It’s quite a task, and we don’t know what Friday’s event will demonstrate. (Neuralink did not respond to a request for comment.) Presumably, Musk sees a chance to convince people that the company is making real progress towards its even lofty goals and that it is ahead of its competition.
“There is a lot of uncertainty in the whole field as to whether [Neuralink] Says Sid Kouider, a former neuroscientist at the National Center for Scientific Research, who has since launched his own neural interface startup, NextMind. Clinical neural interfaces are strong enough, but Neuralink aims to boost the brain power of the common person with highly invasive surgery. This, for Kouider, looks like a moon stroke. “Or even more, like a blow from Jupiter. ”
Researchers have been reducing brain-computer interfaces for decades. The Department of Defense got involved in the 1970s, prompted by visions of a superhuman army. Other neuroscientists have attempted to develop devices in a clinical setting. Brain implants show promise for restoring movement in a person whose spinal connections have been severed or for controlling tremors associated with Parkinson’s disease.
In recent years, technologists have also become interested in neural interfaces. If these devices can help people control a prosthetic arm, thinking goes, then they could also allow people to “type in thoughts” without using a keypad or controlling their smart home devices without issuing a command. A brain-computer interface could, in theory, open up a whole new way for humans to interact with the digital world.

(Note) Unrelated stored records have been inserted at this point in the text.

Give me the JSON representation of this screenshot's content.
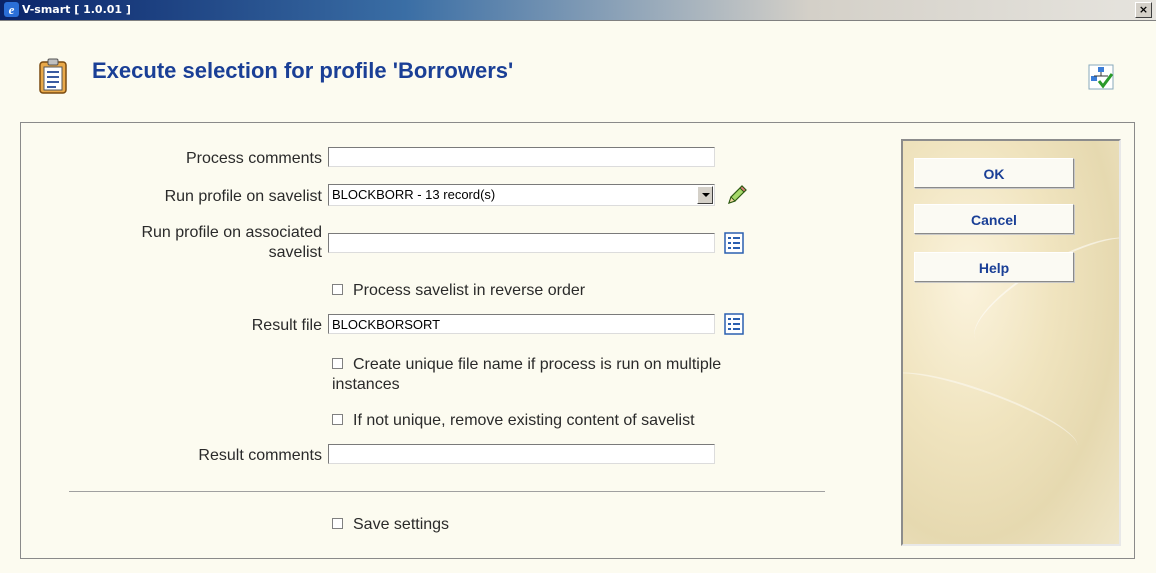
{
  "window": {
    "title": "V-smart [ 1.0.01 ]",
    "close_label": "×"
  },
  "page": {
    "title": "Execute selection for profile 'Borrowers'"
  },
  "form": {
    "process_comments": {
      "label": "Process comments",
      "value": ""
    },
    "savelist": {
      "label": "Run profile on savelist",
      "value": "BLOCKBORR - 13 record(s)"
    },
    "associated_savelist": {
      "label_line1": "Run profile on associated",
      "label_line2": "savelist",
      "value": ""
    },
    "reverse_order": {
      "label": "Process savelist in reverse order",
      "checked": false
    },
    "result_file": {
      "label": "Result file",
      "value": "BLOCKBORSORT"
    },
    "unique_name": {
      "label_line1": "Create unique file name if process is run on multiple",
      "label_line2": "instances",
      "checked": false
    },
    "remove_content": {
      "label": "If not unique, remove existing content of savelist",
      "checked": false
    },
    "result_comments": {
      "label": "Result comments",
      "value": ""
    },
    "save_settings": {
      "label": "Save settings",
      "checked": false
    }
  },
  "buttons": {
    "ok": "OK",
    "cancel": "Cancel",
    "help": "Help"
  },
  "icons": {
    "app": "ie-icon",
    "header": "clipboard-icon",
    "corner": "hierarchy-check-icon",
    "edit": "pencil-icon",
    "list": "list-icon"
  },
  "colors": {
    "title": "#1a3f96",
    "background": "#fcfbf0"
  }
}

Musk isn’t the only one pursuing this vision. Bryan Johnson, the founder of Braintree, has been working on a similar startup called Kernel for years. Paradromics began work on a medical neural interface, “building to a scale 10 times that of Neuralink,” according to its CEO, Matt Angle. Mark Zuckerberg is also invested in brain-computer interfaces. At Facebook’s developer conference in 2017, the company demonstrated technology that would allow people to “hear with their skin” and last year, Facebook acquired startup CTRL Labs, which builds a non-invasive neural interface. .